Projects

 
 
 
Save As: Digital Haverford

SAVE AS: Digital Haverford is a collaboration between Digital Scholarship in the Library, Instructional & Information Technology Services, Hurford Center of the Arts & Humanities and Tri-Co Digital Humanities. The group aims to promote all things digital at Haverford and to foster communication between students, staff, and faculty with an interest in digital skills and scholarship.

Stan Augarten's Bit by Bit: An Illustrated History of Computing (1984) has long served as the text for Steve Lindell's course on the History of Mechanized Thought. Thanks to Gavi Fried '14 and Jon Sweitzer-Lamme '14, who worked under the supervision of Digital Scholarship Librarian Mike Zarafonetis, the book became a digital edition during the summer of 2012. Complete with lab assignments, lecture slides, and additional resources, the website takes place of the physical book as Professor Lindell's primary course resource.

Mapping Microfinance, led by Economics professor Shannon Mudd, is a collaborative project between the student-run Microfinance Consulting Club and the Digital Scholarship team.  Members of the group are collecting and compiling locational data for microfinance institutions in developing countries, then using GIS software to map those locations along with other social, economic, or demographic data.

The al-Qaeda Statements Index is an ongoing project created by Professor Barak Mendelsohn with the support of the Political Science department. The Index consists of a database of over 300 statements made by various members of al Qaeda and its affiliates’ senior leadership going back as far as 1994. Digital Scholarship in the Library has offered technical and hosting support, while Norm Medeiros and Margaret Schaus have processed the statements and catalogued them in the Tricollege instance of DSpace.

Professor Craig Borowiak's research involves exploring and promoting the solidarity economy. The DS team has helped him create surveys of local participants and solidarity economy activists. We've also provided consultation for mapping initiatives and data management.

Ticha will allow users to explore Colonial Valley Zapotec documents through an online viewer which actively connects images of original documents, annotated transcriptions of the documents, and translations into English and modern Spanish.  Ticha is innovative in bringing together data analyzed in FLEx (Fieldworks Language Explorer) a system for lexical and grammatical analysis, with current TEI standards (Text Encoding Initiative) for paleographic and translational representations of texts.

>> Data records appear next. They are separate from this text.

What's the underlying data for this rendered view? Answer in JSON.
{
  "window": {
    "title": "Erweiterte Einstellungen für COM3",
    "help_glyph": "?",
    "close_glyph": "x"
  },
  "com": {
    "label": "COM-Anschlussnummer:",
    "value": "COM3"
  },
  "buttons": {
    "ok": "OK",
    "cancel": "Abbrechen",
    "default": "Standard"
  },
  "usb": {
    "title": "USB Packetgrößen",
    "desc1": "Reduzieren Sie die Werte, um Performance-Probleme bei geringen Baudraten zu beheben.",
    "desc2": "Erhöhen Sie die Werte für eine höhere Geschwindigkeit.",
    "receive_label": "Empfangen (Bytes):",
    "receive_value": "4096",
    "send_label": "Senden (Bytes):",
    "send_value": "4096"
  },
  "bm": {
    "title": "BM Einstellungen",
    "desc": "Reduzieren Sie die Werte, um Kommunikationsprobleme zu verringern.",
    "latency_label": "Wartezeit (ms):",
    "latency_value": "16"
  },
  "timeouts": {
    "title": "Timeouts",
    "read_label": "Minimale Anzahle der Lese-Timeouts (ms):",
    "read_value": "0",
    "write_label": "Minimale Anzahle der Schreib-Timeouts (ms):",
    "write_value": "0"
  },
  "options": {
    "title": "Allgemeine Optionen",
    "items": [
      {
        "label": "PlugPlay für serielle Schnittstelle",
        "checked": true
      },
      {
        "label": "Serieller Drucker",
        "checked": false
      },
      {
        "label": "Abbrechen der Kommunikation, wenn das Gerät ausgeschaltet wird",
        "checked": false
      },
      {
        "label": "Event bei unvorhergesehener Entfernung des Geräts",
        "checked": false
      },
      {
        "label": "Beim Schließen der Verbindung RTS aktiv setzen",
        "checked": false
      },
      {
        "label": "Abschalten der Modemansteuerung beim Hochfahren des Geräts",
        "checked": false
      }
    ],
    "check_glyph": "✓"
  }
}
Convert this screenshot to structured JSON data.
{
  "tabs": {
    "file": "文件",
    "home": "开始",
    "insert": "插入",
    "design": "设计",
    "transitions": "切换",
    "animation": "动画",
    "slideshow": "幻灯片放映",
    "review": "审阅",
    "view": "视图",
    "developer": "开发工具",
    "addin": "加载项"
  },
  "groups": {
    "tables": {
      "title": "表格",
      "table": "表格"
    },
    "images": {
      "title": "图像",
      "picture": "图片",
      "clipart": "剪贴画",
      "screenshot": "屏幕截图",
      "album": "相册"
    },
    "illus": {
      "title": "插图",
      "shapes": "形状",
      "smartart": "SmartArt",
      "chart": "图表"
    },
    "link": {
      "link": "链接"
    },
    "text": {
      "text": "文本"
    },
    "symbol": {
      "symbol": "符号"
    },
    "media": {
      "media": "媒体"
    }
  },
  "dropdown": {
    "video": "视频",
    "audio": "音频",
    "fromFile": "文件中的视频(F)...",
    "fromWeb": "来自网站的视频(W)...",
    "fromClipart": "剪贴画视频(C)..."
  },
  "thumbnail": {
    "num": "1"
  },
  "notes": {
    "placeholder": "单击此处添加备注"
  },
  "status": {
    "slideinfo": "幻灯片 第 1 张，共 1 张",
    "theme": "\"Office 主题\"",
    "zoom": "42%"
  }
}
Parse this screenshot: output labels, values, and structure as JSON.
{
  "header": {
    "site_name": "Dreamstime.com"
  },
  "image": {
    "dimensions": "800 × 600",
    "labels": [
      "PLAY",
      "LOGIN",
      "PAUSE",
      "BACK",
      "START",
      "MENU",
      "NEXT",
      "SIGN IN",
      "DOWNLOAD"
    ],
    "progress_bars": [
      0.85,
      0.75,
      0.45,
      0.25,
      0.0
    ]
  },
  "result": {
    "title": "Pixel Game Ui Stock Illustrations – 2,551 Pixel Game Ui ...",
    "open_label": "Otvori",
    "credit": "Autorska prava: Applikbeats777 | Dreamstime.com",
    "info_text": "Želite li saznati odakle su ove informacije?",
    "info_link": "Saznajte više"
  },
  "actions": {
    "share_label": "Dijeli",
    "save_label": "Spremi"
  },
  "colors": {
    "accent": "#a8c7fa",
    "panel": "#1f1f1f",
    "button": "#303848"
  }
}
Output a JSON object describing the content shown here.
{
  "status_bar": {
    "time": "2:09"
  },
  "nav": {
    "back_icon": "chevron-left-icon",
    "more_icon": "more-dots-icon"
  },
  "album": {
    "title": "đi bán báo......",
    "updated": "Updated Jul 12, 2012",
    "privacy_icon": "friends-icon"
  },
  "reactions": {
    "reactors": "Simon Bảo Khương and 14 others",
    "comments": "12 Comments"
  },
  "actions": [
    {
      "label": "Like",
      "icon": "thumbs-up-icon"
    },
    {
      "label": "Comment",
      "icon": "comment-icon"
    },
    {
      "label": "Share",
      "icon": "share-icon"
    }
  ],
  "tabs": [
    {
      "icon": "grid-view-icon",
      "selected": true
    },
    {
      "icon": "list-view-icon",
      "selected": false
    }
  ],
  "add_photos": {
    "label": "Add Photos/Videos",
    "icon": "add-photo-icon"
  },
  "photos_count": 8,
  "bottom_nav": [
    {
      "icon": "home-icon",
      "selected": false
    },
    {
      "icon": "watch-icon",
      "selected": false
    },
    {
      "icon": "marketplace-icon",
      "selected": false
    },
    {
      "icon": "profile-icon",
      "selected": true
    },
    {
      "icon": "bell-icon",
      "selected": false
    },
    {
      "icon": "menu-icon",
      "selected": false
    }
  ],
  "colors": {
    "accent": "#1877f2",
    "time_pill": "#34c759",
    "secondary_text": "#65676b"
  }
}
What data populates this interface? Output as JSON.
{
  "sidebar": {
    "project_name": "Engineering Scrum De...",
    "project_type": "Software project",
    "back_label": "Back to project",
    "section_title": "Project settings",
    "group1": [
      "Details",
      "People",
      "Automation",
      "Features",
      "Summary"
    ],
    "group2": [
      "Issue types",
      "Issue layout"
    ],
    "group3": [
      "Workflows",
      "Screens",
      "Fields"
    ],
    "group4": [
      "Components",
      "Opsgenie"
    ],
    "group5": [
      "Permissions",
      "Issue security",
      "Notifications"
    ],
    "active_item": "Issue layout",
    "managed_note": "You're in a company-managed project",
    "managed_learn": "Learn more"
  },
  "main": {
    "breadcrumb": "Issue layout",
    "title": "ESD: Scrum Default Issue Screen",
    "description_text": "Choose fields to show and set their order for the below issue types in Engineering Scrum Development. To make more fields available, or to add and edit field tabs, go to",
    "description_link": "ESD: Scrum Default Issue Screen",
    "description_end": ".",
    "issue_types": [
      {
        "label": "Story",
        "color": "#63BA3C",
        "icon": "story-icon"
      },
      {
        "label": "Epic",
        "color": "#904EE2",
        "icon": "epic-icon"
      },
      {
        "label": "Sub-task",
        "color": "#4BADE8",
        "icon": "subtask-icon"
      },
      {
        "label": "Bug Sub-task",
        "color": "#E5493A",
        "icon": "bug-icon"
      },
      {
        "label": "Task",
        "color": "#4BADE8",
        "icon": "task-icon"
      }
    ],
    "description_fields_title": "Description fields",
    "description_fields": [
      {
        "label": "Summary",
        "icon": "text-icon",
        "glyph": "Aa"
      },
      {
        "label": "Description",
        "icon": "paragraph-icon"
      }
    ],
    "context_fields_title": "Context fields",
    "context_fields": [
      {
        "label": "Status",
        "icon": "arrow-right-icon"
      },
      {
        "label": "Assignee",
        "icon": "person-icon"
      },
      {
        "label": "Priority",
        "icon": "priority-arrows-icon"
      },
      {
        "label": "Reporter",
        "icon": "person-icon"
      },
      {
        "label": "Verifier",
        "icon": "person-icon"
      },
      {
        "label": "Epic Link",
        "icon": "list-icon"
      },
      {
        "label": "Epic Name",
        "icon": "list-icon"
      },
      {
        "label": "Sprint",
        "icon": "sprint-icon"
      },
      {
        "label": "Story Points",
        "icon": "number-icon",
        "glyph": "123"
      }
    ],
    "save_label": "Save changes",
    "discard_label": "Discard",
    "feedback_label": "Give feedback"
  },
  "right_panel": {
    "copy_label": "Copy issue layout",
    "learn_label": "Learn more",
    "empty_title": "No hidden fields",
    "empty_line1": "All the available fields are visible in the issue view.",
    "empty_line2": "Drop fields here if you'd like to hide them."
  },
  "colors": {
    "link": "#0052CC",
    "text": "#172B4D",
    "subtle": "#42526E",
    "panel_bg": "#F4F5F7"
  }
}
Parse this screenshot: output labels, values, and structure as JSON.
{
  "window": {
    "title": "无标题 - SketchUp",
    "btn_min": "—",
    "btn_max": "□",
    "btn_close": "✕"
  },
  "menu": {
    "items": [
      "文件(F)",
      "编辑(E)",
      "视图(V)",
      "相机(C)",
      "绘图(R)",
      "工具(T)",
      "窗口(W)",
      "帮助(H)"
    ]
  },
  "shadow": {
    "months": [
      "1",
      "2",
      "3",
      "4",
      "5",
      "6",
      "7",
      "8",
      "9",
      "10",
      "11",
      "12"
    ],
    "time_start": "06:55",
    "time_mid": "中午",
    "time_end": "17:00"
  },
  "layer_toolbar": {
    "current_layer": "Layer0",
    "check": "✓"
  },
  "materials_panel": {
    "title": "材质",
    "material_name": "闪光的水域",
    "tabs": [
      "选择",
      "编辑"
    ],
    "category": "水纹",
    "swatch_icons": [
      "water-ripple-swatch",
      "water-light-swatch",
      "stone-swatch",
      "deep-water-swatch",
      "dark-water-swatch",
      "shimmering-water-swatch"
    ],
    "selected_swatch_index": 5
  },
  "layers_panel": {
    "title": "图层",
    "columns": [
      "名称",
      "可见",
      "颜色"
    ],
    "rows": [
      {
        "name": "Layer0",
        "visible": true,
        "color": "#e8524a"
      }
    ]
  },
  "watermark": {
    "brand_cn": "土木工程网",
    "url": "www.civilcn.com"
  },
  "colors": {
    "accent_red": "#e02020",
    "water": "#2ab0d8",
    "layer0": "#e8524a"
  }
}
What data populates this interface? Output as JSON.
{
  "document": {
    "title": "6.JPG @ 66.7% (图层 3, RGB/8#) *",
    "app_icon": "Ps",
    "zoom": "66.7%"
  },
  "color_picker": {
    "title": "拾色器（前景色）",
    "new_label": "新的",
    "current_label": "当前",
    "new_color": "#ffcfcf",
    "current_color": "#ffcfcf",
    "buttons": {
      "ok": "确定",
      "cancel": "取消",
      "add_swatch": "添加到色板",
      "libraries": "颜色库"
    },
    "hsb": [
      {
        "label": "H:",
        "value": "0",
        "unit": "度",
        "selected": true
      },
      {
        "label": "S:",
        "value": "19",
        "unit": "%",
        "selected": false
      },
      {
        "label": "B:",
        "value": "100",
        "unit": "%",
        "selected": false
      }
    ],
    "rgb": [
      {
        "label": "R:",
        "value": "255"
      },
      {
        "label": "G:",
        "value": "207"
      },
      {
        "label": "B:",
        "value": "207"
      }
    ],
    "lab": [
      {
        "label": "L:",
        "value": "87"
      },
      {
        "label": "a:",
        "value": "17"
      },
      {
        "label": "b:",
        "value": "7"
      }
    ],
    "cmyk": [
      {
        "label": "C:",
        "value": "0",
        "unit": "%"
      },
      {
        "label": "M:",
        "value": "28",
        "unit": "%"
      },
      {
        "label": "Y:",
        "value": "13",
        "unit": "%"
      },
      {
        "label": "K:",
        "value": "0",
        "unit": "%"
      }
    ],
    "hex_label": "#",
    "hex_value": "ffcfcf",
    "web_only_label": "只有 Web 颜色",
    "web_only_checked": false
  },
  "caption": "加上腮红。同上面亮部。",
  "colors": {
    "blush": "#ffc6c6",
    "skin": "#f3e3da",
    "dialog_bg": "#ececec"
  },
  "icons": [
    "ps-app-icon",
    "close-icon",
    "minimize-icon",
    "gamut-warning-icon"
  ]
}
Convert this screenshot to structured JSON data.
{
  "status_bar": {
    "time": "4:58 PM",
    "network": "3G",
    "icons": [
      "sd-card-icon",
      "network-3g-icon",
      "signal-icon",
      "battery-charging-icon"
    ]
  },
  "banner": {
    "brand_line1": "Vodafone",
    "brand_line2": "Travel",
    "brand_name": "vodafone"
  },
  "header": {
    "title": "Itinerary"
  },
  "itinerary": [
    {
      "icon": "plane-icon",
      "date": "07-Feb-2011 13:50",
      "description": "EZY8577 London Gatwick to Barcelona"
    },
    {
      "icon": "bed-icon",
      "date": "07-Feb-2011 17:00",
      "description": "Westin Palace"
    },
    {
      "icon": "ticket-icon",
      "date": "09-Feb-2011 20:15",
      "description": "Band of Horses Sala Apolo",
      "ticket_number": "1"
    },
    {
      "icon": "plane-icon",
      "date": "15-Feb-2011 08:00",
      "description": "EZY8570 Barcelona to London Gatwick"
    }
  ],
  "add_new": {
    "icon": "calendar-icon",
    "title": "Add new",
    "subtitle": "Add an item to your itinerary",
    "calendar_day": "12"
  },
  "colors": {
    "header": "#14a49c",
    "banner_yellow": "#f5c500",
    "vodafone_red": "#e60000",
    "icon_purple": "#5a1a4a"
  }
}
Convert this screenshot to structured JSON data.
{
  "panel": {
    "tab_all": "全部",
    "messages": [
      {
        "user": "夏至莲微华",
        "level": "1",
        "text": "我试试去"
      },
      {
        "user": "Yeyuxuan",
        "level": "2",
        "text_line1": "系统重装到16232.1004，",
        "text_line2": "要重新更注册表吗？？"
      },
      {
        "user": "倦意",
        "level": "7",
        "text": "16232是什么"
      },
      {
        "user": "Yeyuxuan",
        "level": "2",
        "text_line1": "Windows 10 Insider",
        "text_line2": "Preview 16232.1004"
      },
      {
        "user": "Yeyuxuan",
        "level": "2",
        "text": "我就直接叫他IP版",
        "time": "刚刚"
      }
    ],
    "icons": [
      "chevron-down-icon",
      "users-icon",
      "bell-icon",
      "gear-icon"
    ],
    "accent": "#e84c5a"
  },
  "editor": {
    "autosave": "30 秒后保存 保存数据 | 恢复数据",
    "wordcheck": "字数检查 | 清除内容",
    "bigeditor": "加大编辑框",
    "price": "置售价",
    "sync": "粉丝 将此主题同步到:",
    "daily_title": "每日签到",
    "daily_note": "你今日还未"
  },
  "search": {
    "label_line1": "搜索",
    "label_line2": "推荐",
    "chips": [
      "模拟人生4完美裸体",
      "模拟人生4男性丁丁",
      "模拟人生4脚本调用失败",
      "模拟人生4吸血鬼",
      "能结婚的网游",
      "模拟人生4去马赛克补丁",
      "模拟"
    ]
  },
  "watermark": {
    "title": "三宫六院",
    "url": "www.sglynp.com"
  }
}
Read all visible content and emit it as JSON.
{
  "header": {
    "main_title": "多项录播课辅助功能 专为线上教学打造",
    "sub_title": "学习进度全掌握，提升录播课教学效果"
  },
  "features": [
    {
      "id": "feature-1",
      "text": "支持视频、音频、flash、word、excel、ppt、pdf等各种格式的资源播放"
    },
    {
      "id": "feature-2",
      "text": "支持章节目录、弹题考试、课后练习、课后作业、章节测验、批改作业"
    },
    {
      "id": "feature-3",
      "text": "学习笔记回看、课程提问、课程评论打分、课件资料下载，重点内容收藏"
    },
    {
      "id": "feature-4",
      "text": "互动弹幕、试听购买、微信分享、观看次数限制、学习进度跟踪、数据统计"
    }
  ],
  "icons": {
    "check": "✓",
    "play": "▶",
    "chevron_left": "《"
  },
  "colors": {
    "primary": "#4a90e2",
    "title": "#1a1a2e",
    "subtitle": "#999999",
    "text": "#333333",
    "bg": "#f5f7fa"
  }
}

This project is in its earliest stages, and will be in support of a course for Andrew Friedman scheduled for Spring 2014. Students will explore the history of Lancaster Avenue and its surrounding area by engaging with primary sources, digitizing source material and curating collections, exploring and visualizing spatial relationships and ideas of place as they change over time, and using digital tools to create a dynamic final project.

Lasting Impressions, a student-curated exhibit developed in collaboration between the John P. Chesick Scholars Program and the Libraries, celebrates the inauguration of Dan Weiss as Haverford College’s 14th President. The exhibit features a series of monumental brass rubbings made by Maxine and David Cook ’64 in Germany in 1971 and the United Kingdom in 1973, and is supplemented with additional content in this mobile-optimized website.

Who Killed Sarah Stout?  A young Quaker woman of unusual independence and wealth has been found dead in the River Lee. It was thought that she drowned, but an autopsy six weeks after her death suggests foul play. Four men were accused of her murder.  In this interactive experience, you must collect and examine the facts to solve the case.  

The Junior-level English seminar American Moderns, studying American modernist authors and literature, produced Omeka exhibits for their final projects.

Troubled Waters: Tracing Waste in the Delaware River is a collaborative Tumblr site including the work of students from courses in multiple disciplines.  These courses address questions related to waste in the Delaware River through the lens of chemistry, political science, and documentary filmmaking.  This project is funded by the Hurford Center for the Arts and Humanities and is supervised by visiting artist jessika m ross.

This Omeka site is the product of a US History course, taught by Terry Snyder in the spring of 2014, exploring material culture and mass spectacle in the making of modern America.